did much to promote neutering. Extreme concern about avoiding
zoonoses kept Crisp from setting up a temporary holding center for
strays, as she has after other disasters. Some veterinarians, she found,
didn’t even want to touch stray kittens, from fear of getting germs.
WSPA, however, set up a temporary shelter in Nishinomiya, where a
200-animal permanent shelter is in planning.
Animals were found alive in the ruins as late as February 6,
17 days after the last living human victim was unearthed, when Teruko
Kimura heard barking deep within the rubble of her home while trying
to recover personal possessions. Thirty-four firefighters and police
worked for four hours to help Kimura extricate Dick, a six-month-old
golden retriever, believed to have been killed along with Kimura’s
daughter Hitomi, 20, when the house collapsed. Kimura herself and
another daughter, Kazumi, 18, were dug out shortly after the quake.
Dick was dehydrated and weak but otherwise in good condition.
The most serious animal losses in Kobe were cockroach-eating
hunter wasps, Kobe University entomologists Makoto Matsuura and Yo
Hamanishi told media on February 9. Brought to Japan by merchant
ships at some point between 1603 and 1868, the wasps lived in older
wooden structures that were mostly destroyed by the earthquake and
fire. Without hunter wasps, the Kobe cockroach population will have
no natural control, possibly resulting in more intensive use of pesticides,
which could in turn affect birds and fish.
For Crisp, the major achievement of the trip was setting up a
disaster training workshop for Japanese veterinarians and volunteers, to
be held late this spring.
III. The Netherlands
The biggest animal evacuations––perhaps of all time––took
place in The Netherlands, where beginning circa January 30, farmers
moved more than 1.5 million chickens, 50,000 sheep, 400,000 pigs, and
half a million cows, along with essential paraphernalia such as milking
machines. “You can bet your bottom dollar that no farmer will leave his
animals in fields threatened by the dikes breaking,” said spokesman Peter
Stoel of an agricultural crisis center set up in Arnheim. Despite the
unprecedented size of the operation, it reportedly went smoothly.
International animal protection groups apparently were not involved.
Of the 58 known human deaths in the European flooding, which
also hit France, Germany, Belgium, Austria, and Luxembourg, the first
two in The Netherlands were animal-related: two sisters, ages 52 and 62,

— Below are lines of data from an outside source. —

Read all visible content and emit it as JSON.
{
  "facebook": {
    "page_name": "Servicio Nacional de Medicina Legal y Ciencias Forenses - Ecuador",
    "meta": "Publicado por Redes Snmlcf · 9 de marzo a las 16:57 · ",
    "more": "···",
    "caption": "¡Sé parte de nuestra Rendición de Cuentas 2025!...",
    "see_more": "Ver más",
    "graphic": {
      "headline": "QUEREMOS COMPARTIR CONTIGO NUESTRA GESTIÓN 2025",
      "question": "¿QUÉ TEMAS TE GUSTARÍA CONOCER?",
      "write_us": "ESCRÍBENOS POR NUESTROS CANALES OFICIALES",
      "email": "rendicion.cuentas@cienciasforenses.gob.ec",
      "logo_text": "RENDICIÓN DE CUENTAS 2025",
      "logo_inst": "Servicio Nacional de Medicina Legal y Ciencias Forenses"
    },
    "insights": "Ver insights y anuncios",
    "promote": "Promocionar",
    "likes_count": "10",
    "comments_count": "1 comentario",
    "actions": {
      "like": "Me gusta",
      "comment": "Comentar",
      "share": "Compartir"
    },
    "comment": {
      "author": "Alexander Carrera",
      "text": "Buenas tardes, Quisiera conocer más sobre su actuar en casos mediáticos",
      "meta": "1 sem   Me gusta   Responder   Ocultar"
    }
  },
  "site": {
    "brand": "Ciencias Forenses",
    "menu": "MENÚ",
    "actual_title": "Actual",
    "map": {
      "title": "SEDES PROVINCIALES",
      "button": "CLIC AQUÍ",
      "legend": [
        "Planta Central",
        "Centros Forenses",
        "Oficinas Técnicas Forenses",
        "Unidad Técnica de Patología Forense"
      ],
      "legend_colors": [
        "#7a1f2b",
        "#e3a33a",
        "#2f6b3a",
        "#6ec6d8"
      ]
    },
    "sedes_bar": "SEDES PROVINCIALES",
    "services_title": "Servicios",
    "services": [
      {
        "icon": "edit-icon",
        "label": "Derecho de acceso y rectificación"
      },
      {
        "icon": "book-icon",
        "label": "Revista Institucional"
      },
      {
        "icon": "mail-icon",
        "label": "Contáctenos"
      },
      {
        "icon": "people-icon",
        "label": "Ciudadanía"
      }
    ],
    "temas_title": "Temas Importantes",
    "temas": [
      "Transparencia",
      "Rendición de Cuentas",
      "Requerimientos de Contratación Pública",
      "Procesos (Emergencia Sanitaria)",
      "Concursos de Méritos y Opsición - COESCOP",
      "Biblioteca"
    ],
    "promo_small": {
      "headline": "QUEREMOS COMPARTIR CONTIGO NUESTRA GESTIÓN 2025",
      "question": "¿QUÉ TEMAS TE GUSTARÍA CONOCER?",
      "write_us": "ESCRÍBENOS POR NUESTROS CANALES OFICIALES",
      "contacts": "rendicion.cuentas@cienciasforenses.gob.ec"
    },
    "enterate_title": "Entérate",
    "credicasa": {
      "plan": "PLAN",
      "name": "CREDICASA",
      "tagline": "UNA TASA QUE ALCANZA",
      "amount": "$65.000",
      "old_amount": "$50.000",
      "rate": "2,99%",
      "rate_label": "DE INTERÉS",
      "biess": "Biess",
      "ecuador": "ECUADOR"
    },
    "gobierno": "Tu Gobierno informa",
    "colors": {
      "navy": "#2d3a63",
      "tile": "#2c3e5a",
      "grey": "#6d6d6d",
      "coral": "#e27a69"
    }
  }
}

drowned on January 31 while walking their dog atop a dike in the village
of Winssen, beside the Waal river.
What’s a VMAT?
The global spate of disasters occurred just as the Americian
Veterinary Medical Association was organizing three Veterinary
Medical Assistance Teams to work with the U.S. Public Health Service
as “special needs federal employees” in presidentially declared national
emergencies. Two VMAT teams were already partially staffed with vol-
unteers, but neither was activated to assist in California, said coordina-
tor Lyle Vogel, DVM, because “The California VMA was well-pre-
pared and performed notably. Luckily that was true, because the
VMATs are not ready and will probably not be ready for at least one
year. We are identifying training opportunities,” Vogel continued,
“and then the teams need to be equipped to be self-sufficient during
deployment. These efforts will require significant funding.”
Meanwhile, Vogel said, “The American Veterinary Medical
Health Foundation has created a Disaster Relief Emergency Fund which
can be used for emergency preparedness in addition to health care for
animals, expenses of the response teams, and grants or loans to veteri-
narians so they can rapidly recover [from disasters] and provide care for
animals. The fund has helped defray the costs of caring for some of the
animals displaced by the recent Texas floods,” which hit in October.
The AVMA Emergency Preparedness and Response Guide, a
340-page looseleaf manual, is $25 from the AVMA, 1931 N. Meacham
Road, Suite 100, Schaumburg, IL 60173-4360.